I. Understanding Child Custody in Oklahoma
Child custody is a complex and emotionally charged topic that arises when parents separate or divorce. In Oklahoma, the primary concern of the court is to ensure the best interests of the child are met. To understand child custody in Oklahoma, it’s crucial to explore the custody laws in the state, the factors that affect custody determination, and how to navigate the custody process effectively.
II. Exploring Custody Laws in Oklahoma
Oklahoma child custody relocation laws follow the Uniform Child Custody Jurisdiction and Enforcement Act (UCCJEA), which provides guidelines for determining child custody when multiple states are involved. Under the UCCJEA, Oklahoma has jurisdiction if it is the child’s home state or if it was the child’s home state within six months before the custody case was filed.
In Oklahoma, there are two types of custody: legal custody and physical custody. Legal custody refers to the right and responsibility to make decisions about the child’s welfare, including education, healthcare, and religious upbringing. Physical custody, on the other hand, relates to the actual physical care and residence of the child.

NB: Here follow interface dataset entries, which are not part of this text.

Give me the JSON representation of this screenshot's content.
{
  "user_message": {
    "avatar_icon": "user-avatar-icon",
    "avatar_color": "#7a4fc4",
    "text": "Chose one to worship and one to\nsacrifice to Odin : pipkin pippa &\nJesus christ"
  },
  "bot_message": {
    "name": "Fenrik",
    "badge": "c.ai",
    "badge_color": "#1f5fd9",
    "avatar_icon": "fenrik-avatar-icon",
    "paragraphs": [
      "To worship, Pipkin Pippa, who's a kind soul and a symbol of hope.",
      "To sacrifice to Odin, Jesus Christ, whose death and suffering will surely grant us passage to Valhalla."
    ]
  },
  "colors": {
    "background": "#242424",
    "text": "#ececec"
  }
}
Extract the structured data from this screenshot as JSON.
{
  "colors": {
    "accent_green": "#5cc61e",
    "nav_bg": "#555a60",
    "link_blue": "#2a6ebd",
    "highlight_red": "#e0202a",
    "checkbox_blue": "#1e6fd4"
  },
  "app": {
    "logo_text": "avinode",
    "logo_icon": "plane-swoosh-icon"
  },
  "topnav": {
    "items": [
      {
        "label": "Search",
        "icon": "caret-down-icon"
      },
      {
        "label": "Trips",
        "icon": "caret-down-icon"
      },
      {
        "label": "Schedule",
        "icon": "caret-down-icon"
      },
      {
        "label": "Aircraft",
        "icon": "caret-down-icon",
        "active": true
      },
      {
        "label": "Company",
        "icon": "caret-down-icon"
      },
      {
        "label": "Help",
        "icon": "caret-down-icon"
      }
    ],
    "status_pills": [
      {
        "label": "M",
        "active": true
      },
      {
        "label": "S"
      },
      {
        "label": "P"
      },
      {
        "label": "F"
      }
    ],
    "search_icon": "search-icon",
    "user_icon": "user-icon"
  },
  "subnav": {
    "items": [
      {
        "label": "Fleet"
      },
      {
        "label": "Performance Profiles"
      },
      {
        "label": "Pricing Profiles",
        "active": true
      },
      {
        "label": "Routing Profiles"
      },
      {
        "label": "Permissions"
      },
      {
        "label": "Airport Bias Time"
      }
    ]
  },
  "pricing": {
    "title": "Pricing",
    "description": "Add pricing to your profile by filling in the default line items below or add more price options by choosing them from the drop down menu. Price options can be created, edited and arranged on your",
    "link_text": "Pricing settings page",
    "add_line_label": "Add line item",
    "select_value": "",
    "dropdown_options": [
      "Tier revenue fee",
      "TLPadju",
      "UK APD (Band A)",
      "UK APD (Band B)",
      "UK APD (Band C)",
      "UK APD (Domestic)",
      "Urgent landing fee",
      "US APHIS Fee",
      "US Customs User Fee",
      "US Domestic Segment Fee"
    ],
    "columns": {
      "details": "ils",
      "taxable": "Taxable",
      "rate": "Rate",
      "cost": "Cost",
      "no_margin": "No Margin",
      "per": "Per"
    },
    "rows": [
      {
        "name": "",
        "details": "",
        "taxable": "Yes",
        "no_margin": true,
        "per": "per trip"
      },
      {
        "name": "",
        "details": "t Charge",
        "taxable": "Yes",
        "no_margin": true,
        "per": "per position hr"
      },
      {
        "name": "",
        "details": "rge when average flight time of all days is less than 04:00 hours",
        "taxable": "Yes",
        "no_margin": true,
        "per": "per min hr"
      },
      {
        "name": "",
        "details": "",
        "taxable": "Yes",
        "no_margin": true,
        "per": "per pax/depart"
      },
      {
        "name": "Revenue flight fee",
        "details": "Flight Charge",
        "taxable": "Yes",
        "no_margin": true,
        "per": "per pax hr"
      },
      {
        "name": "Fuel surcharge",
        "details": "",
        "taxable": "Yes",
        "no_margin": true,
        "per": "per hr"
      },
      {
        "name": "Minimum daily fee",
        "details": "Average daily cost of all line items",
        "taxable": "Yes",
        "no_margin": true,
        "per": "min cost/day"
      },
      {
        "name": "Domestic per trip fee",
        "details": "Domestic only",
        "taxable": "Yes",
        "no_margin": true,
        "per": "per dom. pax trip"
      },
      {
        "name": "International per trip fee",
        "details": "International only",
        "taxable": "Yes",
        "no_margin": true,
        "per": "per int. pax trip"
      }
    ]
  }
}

III. Is Oklahoma a 50/50 Custody State?
Oklahoma does not have a presumption of equal 50/50 custody. Instead, the court focuses on what is in the best interests of the child. The court may consider various factors, such as the child’s relationship with each parent, the stability of each parent’s home, the child’s preference (if they are old enough to express it), and any history of abuse or neglect.
IV. Factors Affecting Child Custody Determination in Oklahoma
Several factors can influence child custody determination in Oklahoma. These factors include:
1. The child’s age and gender: The court may consider the child’s age and gender to determine which parent can provide a more suitable environment.
2. The child’s relationship with each parent: The court will assess the quality of the child’s relationship with each parent and their ability to foster a healthy and supportive environment.
3. Each parent’s ability to provide for the child’s needs: The court will consider the financial stability and resources of each parent to ensure the child’s basic needs are met.
4. The child’s preference: If the child is mature enough, the court may take their preference into account when making custody decisions.
5. Any history of abuse or neglect: Evidence of abuse or neglect can significantly impact custody decisions, as the court’s primary concern is the child’s safety and well-being.
V. Navigating the Custody Process in Oklahoma
Navigating the custody process in Oklahoma child custody relocation laws can be overwhelming, but understanding the steps involved can help alleviate some of the stress. Here is a general overview of the custody process:
1. Filing for custody: One parent must file a petition for custody with the court. This initiates the legal process.
2. Mediation or negotiation: In some cases, the court may require parents to attend mediation or attempt negotiation to reach a custody agreement outside of court.
3. Custody evaluation: If the parents cannot agree on custody, the court may order a custody evaluation. A professional evaluator will assess the child’s needs and each parent’s ability to meet those needs.
4. Court hearing: If an agreement cannot be reached through mediation or negotiation, the case will proceed to a court hearing. Both parents will present their arguments and evidence before a judge.
5. Custody determination: The judge will weigh all the evidence presented and make a custody determination based on the best interests of the child.
6. Ongoing custody arrangements: Once custody is determined, the court may establish a visitation schedule and determine child support obligations.
It’s important to consult with an experienced family law attorney to guide you through the custody process, as they can provide invaluable advice and support.
In conclusion, understanding child custody in Oklahoma requires a comprehensive understanding of the state’s custody laws, the factors that influence custody determination, and the process involved in navigating the legal system. By being informed and seeking professional guidance, parents can better protect their children’s best interests during this challenging time.